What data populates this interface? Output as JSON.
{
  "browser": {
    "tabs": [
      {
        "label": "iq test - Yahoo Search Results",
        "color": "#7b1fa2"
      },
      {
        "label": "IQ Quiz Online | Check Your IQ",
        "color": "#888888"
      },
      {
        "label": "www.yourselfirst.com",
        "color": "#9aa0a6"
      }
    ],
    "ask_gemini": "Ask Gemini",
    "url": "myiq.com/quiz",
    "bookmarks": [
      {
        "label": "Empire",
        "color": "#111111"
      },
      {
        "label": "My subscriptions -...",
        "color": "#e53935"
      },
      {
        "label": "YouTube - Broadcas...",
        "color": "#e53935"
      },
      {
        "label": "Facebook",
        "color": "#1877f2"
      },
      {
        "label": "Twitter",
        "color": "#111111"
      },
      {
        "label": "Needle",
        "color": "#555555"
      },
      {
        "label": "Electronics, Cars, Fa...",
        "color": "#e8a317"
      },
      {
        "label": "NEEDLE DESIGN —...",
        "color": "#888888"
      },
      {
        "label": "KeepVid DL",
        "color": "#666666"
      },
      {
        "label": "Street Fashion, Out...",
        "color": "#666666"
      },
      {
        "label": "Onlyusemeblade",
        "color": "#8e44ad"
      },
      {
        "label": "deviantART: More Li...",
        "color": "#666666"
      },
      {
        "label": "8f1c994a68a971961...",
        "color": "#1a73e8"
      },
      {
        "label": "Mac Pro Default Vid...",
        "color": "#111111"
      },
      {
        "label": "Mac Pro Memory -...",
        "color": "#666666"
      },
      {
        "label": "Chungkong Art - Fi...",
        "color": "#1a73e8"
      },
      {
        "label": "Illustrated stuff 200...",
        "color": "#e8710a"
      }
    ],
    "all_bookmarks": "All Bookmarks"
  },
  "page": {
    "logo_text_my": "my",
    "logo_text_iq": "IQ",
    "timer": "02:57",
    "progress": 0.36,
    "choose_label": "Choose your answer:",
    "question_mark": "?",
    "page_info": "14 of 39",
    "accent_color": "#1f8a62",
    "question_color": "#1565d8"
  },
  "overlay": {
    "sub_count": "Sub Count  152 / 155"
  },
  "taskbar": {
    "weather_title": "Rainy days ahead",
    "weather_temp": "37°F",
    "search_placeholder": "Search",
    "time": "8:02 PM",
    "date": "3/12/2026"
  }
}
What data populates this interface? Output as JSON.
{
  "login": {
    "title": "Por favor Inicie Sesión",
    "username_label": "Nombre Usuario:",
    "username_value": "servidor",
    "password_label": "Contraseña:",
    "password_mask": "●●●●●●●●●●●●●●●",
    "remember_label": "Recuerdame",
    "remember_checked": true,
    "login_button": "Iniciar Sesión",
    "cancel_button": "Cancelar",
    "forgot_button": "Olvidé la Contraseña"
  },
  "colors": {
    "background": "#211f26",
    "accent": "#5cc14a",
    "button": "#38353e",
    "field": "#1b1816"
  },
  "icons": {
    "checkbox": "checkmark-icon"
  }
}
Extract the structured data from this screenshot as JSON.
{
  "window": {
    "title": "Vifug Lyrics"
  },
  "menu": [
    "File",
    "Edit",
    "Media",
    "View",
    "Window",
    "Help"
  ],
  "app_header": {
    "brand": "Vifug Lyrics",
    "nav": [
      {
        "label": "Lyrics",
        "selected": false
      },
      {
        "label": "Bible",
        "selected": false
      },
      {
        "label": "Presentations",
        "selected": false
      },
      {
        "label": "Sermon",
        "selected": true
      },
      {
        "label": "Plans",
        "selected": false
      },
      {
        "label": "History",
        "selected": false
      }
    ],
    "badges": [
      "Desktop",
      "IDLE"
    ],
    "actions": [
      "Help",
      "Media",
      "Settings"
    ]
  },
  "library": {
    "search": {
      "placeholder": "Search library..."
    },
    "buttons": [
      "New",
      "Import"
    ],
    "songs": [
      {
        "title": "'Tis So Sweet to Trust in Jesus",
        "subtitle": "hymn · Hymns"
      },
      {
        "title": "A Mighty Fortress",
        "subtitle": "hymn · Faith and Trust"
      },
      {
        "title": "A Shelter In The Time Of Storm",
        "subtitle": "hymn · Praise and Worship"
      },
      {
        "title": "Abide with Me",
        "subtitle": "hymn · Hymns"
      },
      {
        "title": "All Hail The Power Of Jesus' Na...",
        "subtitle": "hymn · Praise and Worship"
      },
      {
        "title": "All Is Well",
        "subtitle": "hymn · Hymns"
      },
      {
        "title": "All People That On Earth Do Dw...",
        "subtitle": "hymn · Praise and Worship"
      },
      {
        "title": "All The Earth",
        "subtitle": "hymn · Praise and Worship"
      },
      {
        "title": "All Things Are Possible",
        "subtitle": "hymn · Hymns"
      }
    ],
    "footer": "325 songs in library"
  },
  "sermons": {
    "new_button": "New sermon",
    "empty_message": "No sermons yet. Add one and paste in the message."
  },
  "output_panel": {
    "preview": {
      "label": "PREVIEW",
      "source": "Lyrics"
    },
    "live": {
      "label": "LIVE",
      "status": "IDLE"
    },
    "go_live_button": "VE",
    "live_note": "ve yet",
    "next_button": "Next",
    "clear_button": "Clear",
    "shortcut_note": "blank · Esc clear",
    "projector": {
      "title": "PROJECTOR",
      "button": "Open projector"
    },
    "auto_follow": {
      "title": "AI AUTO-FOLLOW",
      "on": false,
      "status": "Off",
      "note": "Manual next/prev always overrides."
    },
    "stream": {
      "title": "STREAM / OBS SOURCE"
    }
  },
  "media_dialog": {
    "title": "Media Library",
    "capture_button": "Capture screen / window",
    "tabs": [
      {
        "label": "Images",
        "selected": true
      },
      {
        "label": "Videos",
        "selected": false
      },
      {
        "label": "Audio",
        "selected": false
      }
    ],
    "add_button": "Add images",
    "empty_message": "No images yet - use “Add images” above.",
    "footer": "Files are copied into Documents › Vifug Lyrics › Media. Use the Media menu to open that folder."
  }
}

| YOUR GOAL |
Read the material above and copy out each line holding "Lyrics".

| ANSWER BOX |
    "title": "Vifug Lyrics"
    "brand": "Vifug Lyrics",
        "label": "Lyrics",
      "source": "Lyrics"
    "footer": "Files are copied into Documents › Vifug Lyrics › Media. Use the Media menu to open that folder."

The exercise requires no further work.